In the 1990s, the commercialization of another technology first developed for military use—the internet—led to a bloom of software and Web service companies, including Amazon, Google, Netscape, Hotmail, PayPal, and Yahoo. Venture capital firms made historic returns. After the dot-com crash, the industry was criticized for fueling the bubble by investing in overhyped and underperforming products. But the transformations in digital technologies that were just beginning in the 1990s allowed it to quickly regain its stride. Today, with more money than ever to invest, VC is at the peak of its powers. The IPOs of Uber, Airbnb, Slack, and Pinterest will generate enormous riches for some of Silicon Valley’s biggest venture capital players, such as Andreessen Horowitz, Sequoia, and Founders Fund, which invested in these companies when they were founded in the wake of the 2007–08 financial crisis.

Though Nicholas avoids speculating on the future of the industry, there’s little reason to think other bets being made today won’t prove equally profitable a decade from now. As the high-tech arms race between the United States and China accelerates, Chinese venture capitalists have invested enormous sums in American start-ups and the Pentagon is racing to catch up. In 2015, Obama’s then–secretary of defense, Ash Carter, launched a Defense Innovation Unit that has provided seed capital for start-ups working on AI, autonomous vehicles, cybersecurity, and other far-out technologies like neurostimulation headsets. (It turns out there’s a lot of money in figuring out how to shoot down drones.) This was not unprecedented: In 2003 the Army opened its own venture capital operation, and in 1999 the former CEO of Lockheed Martin set up a venture capital firm, In-Q-Tel, that worked for the CIA. By last year, the Defense Innovation Unit had invested $300 million in nearly a hundred projects.

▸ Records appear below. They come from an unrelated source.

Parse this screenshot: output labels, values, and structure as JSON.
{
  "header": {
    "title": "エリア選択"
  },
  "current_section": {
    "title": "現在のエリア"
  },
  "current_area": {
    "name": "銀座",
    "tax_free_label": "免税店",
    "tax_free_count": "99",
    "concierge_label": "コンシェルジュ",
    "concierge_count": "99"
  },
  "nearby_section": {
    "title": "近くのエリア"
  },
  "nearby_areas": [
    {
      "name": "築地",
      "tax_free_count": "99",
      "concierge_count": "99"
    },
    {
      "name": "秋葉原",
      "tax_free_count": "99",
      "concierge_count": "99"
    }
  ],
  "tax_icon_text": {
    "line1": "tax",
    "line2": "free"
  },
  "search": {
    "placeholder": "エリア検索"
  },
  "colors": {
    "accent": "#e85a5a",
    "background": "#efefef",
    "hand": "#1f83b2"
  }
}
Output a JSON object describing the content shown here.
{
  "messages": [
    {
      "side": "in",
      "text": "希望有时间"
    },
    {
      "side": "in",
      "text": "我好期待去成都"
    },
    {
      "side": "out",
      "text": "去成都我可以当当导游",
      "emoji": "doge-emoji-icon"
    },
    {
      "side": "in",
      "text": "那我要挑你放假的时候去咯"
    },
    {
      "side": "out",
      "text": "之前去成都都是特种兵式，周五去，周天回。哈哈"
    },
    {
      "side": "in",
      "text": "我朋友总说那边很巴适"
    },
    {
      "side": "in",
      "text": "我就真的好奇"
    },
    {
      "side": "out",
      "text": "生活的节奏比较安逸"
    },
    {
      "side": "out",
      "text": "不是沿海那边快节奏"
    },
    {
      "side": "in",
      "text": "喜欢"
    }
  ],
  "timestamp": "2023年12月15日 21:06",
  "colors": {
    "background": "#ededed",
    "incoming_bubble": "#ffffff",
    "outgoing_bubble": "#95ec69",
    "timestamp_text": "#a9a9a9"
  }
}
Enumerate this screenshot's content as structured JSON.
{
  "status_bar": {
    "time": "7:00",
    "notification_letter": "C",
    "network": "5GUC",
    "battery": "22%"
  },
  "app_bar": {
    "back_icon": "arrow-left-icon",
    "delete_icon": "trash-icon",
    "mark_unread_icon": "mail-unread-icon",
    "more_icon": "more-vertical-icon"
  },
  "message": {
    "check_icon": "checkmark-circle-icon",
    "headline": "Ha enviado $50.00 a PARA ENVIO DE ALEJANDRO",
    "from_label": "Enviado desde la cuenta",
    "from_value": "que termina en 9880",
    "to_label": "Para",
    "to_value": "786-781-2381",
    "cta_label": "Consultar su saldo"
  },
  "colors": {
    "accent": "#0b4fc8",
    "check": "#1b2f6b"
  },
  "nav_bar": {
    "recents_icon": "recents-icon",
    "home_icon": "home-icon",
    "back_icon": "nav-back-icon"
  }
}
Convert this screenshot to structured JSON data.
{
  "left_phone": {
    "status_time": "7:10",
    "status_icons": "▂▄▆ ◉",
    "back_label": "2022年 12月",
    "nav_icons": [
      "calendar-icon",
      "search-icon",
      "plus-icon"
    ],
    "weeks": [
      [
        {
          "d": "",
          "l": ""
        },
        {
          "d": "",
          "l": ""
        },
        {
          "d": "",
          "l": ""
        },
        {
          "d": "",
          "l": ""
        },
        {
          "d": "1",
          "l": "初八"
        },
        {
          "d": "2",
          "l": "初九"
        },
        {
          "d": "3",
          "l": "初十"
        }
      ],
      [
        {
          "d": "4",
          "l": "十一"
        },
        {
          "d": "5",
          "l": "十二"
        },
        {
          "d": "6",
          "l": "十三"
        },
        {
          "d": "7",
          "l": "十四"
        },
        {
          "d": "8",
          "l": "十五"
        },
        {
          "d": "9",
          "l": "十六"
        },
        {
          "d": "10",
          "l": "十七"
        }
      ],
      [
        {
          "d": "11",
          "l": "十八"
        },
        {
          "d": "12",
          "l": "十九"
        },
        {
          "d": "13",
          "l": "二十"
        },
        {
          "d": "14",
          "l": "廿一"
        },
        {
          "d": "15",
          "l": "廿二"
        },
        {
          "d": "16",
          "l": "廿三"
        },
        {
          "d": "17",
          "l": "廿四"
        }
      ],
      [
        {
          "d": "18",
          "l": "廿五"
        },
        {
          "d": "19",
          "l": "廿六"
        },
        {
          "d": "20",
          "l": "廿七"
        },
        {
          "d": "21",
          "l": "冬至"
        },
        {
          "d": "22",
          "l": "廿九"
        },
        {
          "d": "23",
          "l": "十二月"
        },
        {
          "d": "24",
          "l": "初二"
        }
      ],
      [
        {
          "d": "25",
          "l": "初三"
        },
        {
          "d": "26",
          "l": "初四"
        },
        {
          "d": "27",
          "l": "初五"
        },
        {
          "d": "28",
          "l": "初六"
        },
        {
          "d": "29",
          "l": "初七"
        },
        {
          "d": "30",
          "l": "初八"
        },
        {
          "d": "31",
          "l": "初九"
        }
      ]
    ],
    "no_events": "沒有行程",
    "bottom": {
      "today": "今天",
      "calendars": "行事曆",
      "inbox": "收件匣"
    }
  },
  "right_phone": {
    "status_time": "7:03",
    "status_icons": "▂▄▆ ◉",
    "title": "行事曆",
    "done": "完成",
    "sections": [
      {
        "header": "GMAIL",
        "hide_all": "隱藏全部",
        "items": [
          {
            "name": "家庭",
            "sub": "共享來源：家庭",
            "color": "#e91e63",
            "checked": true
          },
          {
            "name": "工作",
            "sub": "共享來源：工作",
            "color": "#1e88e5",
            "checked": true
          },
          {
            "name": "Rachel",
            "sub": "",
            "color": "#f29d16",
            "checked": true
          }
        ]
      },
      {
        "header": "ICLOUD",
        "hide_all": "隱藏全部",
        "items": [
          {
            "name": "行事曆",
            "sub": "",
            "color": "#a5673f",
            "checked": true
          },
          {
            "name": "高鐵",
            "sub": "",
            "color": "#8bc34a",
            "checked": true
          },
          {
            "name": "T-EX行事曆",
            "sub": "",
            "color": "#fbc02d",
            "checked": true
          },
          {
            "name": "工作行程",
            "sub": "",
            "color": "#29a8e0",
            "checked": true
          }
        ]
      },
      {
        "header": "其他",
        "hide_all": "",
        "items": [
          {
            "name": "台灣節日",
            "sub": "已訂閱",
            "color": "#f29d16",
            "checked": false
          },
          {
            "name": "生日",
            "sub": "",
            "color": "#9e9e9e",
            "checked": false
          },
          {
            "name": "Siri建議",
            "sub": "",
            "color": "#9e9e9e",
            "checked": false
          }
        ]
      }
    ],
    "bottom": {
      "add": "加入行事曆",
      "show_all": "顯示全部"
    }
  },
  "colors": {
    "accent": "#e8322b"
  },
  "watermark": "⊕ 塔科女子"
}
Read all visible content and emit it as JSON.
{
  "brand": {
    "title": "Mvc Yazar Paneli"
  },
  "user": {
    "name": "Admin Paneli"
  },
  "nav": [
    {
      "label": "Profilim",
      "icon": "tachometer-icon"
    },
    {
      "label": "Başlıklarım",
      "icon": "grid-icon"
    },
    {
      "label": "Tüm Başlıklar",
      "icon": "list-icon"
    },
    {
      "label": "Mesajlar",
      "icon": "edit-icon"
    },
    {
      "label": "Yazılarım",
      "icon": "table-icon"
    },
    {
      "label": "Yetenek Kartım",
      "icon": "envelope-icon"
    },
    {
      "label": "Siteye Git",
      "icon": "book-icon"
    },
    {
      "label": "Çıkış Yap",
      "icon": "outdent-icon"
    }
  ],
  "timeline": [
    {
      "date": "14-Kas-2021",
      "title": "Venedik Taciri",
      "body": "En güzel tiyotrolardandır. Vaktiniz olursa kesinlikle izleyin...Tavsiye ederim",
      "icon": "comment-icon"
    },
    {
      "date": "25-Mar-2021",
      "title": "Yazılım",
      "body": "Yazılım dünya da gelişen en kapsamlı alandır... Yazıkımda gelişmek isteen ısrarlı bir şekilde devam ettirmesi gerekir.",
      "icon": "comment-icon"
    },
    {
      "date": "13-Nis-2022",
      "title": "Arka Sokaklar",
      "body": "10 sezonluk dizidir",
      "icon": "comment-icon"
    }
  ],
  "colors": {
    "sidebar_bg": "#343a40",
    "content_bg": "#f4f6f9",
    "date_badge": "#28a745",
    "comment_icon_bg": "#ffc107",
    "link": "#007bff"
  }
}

Compared to the money in private venture capital, this is chump change. But the Pentagon is also handing out enormous contracts to tech companies, and newer firms backed by VC funding are beating out traditional defense contractors. This March, Peter Thiel’s Palantir won an $800 million contract from the Army over Raytheon, and SpaceX is wresting the satellite-launching business away from Lockheed and Boeing, which have developed their own venture capital operations to keep pace. Despite the unease of many tech workers about getting involved in defense work, the money is hard for these companies to turn down. After Google dropped out of the running for a $10 billion cloud computing contract from the Pentagon in 2018, Amazon and Microsoft rushed in to win it for themselves. New start-ups are increasingly eager to get in on this lucrative business, since, among other things, winning a defense contract shows private investors that a company has a reliable revenue stream. In the name of beating the Chinese and the Russians, VC firms such as Thiel’s Founders Fund are looking to fund a new wave of start-ups to compete for government contracts in defense technology. As Nicholas’s history demonstrates, this would spell a return to the role played by venture capital at the height of the Cold War. After some time apart, Silicon Valley and the military appear to be rekindling their romance.

Jamie Martin is an assistant professor of history at Georgetown University.